Last Saturday short cones marked off a field that was 135 meters long and 110 meters wide. There were four PVC pipes erected at either end like goal posts. The object of the game is for players to kick the ball through the posts. The main strategy is to tackle the person with the ball before they can pass it to another person or kick it through the goal posts. The ball looks like a football with blunted edges and is passed by kicking or punching it.

When looking for players, one of the first e-mails Ridenour sent out was to John Fisher, a friend and classmate at Thomas. He joined. Ridenour also scoured the Australian rules football message boards for prospective players. He was sending recruitment pitches to some of them so much, he said, that those boards' administrators believed he was spamming them.

Fisher didn't think at first it was going to be anything serious, but soon found that it would develop into a team that practiced up to three times per week.

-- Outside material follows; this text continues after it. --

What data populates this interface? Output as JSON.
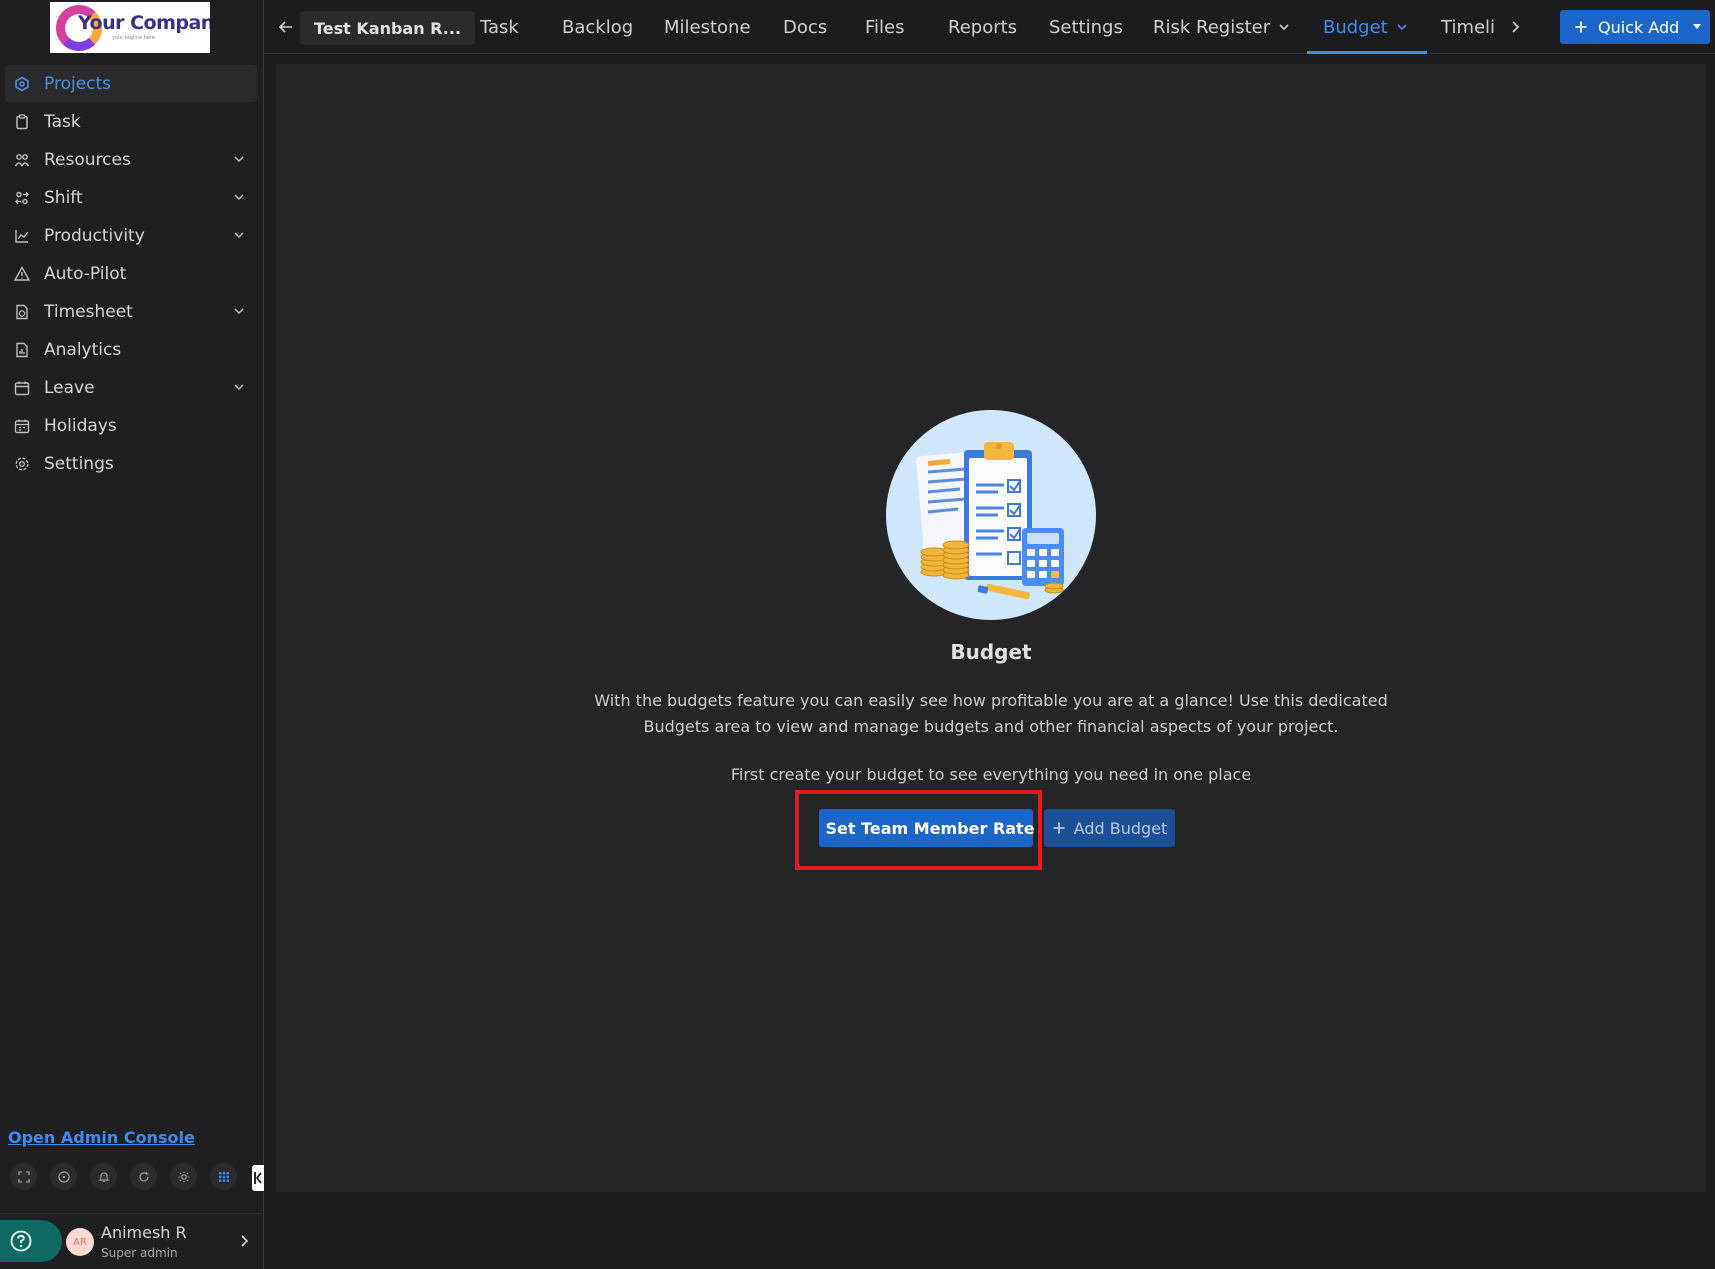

"It's a way to stay competitive and a way to stay active," Fisher said. "It adds more when you're playing against teams from other cities rather than just goofing around out on the field kind of like pickup games."

There were four people at the first practice, but that number has grown steadily. Fisher soon found himself recruiting players. At practice Sept. 11, there were more new faces to go with the more than 20 that were already there. They opened with stretching, kicking and then did some passing drills with Ridenour keeping one eye on practice and another on his administrative duties. Soon, through, he was out there practicing with them.

The next step is forming a metro league, one that is recognized by a national governing body of Australian rules football. They've already played pseudo-metro league games between, for instance, a team representing Ohio State against a team made up of players from everywhere else.

The goal is to have club teams based out of Worthington, Columbus, Ohio State and other surrounding communities. Then they'll take the best from those teams and form a team that will travel around the country and compete for the national championship. In the meantime, it promises to be another avenue to bring people together.

"There's a neat camaraderie with the guys on the team and being part of something," Ridenour said. "It feels more than just being part of an adult coed rec team. You feel a bond between the guys even on the other team. You go out and have a beer at the pub and they'll be your wingman."